Entries taken from a collection:
┄┄┄┄┄┄

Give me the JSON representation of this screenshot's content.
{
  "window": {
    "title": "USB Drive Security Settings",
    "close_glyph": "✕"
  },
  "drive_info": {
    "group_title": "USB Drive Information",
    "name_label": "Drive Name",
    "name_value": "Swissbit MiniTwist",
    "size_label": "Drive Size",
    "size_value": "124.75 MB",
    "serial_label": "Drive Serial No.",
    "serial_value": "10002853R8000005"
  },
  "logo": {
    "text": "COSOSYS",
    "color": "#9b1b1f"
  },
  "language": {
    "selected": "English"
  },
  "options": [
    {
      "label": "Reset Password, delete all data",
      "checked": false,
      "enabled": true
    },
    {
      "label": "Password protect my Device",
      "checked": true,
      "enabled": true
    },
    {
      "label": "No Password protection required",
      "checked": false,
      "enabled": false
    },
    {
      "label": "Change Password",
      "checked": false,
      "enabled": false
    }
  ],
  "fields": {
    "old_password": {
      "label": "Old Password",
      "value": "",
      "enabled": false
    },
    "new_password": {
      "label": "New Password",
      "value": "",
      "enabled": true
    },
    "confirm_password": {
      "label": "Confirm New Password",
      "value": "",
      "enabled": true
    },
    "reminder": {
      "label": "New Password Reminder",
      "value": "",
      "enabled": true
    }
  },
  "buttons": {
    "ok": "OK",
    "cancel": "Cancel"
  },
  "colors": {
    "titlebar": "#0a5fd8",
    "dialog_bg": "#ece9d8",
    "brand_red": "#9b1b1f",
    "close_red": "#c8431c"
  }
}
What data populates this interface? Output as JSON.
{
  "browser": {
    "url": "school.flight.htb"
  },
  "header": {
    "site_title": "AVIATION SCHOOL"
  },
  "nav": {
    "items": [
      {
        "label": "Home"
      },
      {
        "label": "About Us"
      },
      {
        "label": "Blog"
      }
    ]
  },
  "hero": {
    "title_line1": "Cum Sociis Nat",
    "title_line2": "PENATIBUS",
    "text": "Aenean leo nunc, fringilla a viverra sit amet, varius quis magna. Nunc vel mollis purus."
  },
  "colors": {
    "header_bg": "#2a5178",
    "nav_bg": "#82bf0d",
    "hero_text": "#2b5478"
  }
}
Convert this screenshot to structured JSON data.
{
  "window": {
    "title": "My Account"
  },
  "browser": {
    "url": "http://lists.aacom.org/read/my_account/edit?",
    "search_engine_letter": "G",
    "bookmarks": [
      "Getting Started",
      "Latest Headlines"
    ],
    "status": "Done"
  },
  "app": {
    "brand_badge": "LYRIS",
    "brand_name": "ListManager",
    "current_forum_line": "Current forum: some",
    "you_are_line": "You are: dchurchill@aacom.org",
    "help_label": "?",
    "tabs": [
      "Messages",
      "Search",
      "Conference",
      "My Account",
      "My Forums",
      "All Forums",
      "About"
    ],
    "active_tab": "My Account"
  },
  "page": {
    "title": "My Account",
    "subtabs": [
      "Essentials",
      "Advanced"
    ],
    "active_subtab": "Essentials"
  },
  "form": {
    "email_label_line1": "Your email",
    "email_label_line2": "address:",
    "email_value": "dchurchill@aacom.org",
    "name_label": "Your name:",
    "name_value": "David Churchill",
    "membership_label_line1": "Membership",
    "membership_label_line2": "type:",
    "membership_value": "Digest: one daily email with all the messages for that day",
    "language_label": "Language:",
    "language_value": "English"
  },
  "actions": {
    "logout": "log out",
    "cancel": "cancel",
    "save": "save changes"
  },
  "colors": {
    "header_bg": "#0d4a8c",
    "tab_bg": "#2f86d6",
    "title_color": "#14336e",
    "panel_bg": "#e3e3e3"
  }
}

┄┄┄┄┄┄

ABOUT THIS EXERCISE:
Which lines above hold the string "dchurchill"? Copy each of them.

EXERCISE OUTPUT:
    "you_are_line": "You are: dchurchill@aacom.org",
    "email_value": "dchurchill@aacom.org",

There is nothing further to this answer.